However, later the Ninth Court of Cassation of General Jurisdiction annulled the judicial acts of lower instances due to violations of substantive and procedural law and returned the case for a new trial. The Cassation found that the lower courts did not take into account and did not evaluate the fact that Fedorova published a story about her experience of sexual violence and that the present case constitutes a conflict between the right to freedom of expression of a woman survivor of sexual violence and the protection of her reputation.
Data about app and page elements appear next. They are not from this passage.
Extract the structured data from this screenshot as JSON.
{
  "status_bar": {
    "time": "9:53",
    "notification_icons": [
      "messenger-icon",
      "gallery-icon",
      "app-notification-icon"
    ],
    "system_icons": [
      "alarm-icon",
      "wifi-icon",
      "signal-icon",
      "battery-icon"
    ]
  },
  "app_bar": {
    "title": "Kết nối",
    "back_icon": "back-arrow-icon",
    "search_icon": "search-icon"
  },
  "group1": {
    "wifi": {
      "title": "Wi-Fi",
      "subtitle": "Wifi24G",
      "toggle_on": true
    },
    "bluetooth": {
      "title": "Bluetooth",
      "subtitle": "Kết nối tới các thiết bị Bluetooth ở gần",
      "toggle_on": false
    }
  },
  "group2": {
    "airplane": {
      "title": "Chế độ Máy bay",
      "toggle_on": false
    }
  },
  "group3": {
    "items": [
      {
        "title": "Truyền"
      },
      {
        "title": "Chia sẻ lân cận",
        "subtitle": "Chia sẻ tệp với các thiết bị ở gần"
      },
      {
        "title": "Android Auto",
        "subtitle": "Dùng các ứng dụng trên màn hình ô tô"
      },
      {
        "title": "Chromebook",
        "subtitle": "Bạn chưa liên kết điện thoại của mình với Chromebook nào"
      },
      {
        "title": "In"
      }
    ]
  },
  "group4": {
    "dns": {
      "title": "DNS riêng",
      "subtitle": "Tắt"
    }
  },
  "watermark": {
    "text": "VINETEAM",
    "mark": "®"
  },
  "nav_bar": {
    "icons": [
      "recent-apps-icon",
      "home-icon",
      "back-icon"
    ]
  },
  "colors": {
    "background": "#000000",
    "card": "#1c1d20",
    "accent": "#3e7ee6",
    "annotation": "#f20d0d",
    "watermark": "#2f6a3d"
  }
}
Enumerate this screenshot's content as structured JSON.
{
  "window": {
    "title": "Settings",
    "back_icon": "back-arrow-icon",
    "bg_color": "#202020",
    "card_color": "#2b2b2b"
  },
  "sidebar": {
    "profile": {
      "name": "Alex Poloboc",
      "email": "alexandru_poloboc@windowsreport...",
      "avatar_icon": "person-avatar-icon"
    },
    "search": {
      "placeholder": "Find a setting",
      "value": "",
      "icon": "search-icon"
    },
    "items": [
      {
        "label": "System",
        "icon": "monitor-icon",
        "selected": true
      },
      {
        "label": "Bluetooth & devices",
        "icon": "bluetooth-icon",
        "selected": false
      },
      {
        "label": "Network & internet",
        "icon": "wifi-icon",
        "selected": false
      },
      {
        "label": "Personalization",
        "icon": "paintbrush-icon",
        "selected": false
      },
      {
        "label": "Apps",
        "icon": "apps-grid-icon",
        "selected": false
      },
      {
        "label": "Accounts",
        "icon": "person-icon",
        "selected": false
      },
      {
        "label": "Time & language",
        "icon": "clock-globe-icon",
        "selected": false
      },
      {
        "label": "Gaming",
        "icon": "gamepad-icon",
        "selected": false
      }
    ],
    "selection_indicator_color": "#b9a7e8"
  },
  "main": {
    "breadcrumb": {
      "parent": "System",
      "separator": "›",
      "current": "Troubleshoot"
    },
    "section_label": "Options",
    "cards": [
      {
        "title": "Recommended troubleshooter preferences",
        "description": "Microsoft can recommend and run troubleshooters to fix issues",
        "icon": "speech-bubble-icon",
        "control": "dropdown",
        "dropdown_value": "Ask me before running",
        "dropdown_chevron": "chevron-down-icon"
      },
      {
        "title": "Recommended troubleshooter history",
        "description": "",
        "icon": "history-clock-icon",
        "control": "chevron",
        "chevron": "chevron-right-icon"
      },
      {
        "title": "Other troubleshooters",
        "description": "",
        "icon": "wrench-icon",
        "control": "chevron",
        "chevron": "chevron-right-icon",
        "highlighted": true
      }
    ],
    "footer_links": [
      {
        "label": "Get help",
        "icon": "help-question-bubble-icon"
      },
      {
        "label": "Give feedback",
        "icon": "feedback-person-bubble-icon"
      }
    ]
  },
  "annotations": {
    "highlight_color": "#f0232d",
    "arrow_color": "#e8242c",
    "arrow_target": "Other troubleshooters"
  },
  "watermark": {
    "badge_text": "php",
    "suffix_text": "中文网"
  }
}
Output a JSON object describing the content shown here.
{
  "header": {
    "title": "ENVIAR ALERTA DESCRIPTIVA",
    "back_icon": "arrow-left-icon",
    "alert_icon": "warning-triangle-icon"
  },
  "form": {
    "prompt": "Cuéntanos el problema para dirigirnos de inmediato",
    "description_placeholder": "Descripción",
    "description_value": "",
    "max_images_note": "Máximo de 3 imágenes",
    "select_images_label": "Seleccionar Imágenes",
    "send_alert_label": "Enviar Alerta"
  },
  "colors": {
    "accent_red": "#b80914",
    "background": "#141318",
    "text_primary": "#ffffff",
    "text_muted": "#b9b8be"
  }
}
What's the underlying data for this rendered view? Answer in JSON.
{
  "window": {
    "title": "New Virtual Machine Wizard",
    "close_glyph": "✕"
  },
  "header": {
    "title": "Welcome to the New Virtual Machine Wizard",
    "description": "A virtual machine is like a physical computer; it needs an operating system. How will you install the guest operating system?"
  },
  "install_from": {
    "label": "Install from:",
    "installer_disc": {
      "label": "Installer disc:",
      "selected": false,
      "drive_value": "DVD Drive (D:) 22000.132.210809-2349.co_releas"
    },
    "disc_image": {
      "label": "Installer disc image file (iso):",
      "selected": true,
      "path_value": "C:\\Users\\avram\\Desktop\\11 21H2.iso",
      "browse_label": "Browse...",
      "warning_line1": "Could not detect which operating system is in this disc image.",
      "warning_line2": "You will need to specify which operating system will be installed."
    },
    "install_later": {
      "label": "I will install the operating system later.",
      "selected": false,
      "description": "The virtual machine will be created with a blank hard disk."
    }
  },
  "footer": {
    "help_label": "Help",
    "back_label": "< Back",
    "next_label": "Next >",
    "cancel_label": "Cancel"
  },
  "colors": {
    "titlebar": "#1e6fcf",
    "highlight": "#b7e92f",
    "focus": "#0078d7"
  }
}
In December 2021, the European Court of Human Rights (ECtHR) published a pilot judgment “Tunikova and others v. Russia” on the issue of domestic violence, obliging the Russian authorities to bring violence prevention legislation into line with the Convention on Human Rights. The ECHR communicated the complaints ( officially informed the government of the country about the applicants' claims ) of victims of domestic violence Natalia Tunikova, Margarita Gracheva, Elena Gershman and Irina Petrakova, combining them into one back in July 2019. The cases of Petrakova and Gracheva were accompanied by the Center for the Protection of Victims of Domestic Violence at the Consortium of Women's Non-Governmental Associations.
The ECtHR concluded that all of these applicants suffered due to the fact that in Russia there are no legal mechanisms capable of preventing acts of violence. In December 2021, The Insider reported that the ECtHR ordered Russia to pay 370,660 euros to Margarita Gracheva, whose hands were cut off by her husband in 2017. In 2017, she was taken to one of the Moscow Region hospitals without hands. The husband of the victim on the same day turned to the police himself and admitted that he took his wife to the forest near the village of Skrylya and cut off her hands out of jealousy. At the same time, the woman had already complained to the police about threats from her husband, but the district police officer reacted to the statement only 18 days after the filing and limited himself to a preventive conversation. The Serpukhov city court sentenced Grachev to 14 years in a strict regime colony.